China has also become more aggressive in its dealings with Taiwan, especially after the United States signed off on a new arms deal and sent high-ranking officials to visit the country that the People’s Republic considers a rebel province. With the Chinese Navy building strength at an incredible rate, especially it’s amphibious forces, this situation also poses significant concerns for the coming year.
Added to these disputes between nation-states are the continued efforts around the world as part of the War on Terror – now very much off the front pages but still causing casualties to U.S. personnel around the world. In Syria, an American soldier was killed, whilst in Africa, Al-Shabaab has targeted U.S. special operation personnel in both Kenya and Somalia.
Additionally, new threats from ISIS’s Mozambique off shoot and from Boko Haram in West Africa has seen the mass-murdering of civilians and attacks on local security forces that threaten the respective regions.
Afghanistan continues to be roiled by war, with two U.S. personnel killed in February by an insider attack. By the end of 2020 talks for an American withdrawal from the country are ongoing. However, it appears that the Taliban, whilst talking peace, are very much waging war.
Past crimes in the country have also tarnished one of the world’s foremost Special Forces units. In March, evidence came to light that the Australian Special Air Service Regiment (SASR) had murdered unarmed prisoners. More allegations of war crimes came up as an investigation was conducted by the Australian authorities.
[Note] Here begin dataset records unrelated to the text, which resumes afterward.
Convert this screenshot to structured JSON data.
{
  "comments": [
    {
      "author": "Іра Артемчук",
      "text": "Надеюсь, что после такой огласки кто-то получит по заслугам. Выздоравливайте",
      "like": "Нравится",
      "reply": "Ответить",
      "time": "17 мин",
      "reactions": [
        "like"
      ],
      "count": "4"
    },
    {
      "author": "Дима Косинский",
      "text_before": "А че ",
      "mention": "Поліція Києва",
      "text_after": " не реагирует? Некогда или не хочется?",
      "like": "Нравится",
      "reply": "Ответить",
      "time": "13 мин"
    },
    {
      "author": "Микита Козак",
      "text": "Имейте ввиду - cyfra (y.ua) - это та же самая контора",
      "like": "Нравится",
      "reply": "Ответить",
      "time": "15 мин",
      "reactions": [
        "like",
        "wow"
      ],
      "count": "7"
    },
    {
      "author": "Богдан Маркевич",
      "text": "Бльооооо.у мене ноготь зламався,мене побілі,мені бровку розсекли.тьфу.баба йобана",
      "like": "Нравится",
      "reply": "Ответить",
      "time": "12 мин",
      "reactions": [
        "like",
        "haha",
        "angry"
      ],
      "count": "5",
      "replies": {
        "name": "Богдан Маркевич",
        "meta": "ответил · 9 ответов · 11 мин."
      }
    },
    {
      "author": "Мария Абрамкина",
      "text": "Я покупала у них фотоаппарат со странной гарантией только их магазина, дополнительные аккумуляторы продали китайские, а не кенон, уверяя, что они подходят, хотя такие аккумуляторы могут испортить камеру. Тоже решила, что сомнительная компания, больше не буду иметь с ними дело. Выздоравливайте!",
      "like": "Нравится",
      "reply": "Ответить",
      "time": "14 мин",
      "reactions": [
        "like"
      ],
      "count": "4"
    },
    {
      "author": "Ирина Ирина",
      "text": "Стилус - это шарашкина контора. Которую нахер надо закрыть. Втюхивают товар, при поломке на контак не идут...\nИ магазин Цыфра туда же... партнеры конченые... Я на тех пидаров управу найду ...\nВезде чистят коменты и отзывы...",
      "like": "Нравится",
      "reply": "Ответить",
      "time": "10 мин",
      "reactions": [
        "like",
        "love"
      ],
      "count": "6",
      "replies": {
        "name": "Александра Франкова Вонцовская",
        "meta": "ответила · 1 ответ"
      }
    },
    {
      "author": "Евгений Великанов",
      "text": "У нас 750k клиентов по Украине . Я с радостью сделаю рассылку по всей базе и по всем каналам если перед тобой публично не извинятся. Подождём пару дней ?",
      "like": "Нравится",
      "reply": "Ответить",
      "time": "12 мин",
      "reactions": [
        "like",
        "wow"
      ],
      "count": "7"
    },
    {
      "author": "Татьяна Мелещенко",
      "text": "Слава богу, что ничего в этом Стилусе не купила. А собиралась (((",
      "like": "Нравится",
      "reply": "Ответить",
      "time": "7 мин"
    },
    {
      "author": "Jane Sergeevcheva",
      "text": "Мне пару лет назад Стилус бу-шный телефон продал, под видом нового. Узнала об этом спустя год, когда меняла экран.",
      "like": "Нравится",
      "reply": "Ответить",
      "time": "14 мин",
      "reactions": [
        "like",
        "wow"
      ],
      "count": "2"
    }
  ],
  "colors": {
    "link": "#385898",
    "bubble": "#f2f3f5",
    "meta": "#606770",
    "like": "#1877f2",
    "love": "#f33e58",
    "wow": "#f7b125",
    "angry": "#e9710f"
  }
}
This concluded in November that war crimes had been committed against civilians and the responsible troopers were sacked and now face prosecution.
Outside of conflicts, there has been a range of the usual military procurement deals, but probably most notable has been the return of Japan to the arms export field. Post-World War Two, Japan has had a self-imposed ban on such exports, but now – assumedly because of concerns over China – has rescinded this. Japan also adopted a new military rifle, as did Germany to replace its G36s. However, the German deal fell apart in controversy over pattern infringements.
One of the year’s more unusual items was the Irish Defence Force considering buying interceptor aircraft, which would be the first time the country has operated them since they retired a handful of Seafires in 1955!
One nation’s arms industry that has seen both good and bad times is Turkey’s. The success of Turkish-made Bayrakar drones in the Armenia-Azerbaijan war has led to interest and orders from a number of countries. However, Turkey’s insistence on adopting Russian weapons, especially Surface-to-Air missiles, has seen the country come under American sanctions and even expulsion from the F-35 5th generation fighter program.
This aircraft, long troubled by development problems and cost controversies, has really begun to live up to its promise. This year saw the type enter operational service with the air forces of South Korea and Australia and orders secured from Poland and Singapore. It also saw additional squadrons formed in Japan and Israel.
On a more unusual note, this year also saw the Russians demonstrate how to put out an oil well fire with an anti-tank gun, and one Israeli commander no doubt found himself in hot water after hikers found five Merkava tanks apparently abandoned in the middle of the desert.
All in all, a fairly frantic year in 2020 and we hope that our coverage was interesting to our readership. This year also saw Overt Defense set up accounts on Facebook and Twitter, so be sure to follow them if you want to stay up-to-date with the latest developments in the military and defense realms as they occur.
Everyone at Overt Defense wishes you all a happy (and a more normal) New Year!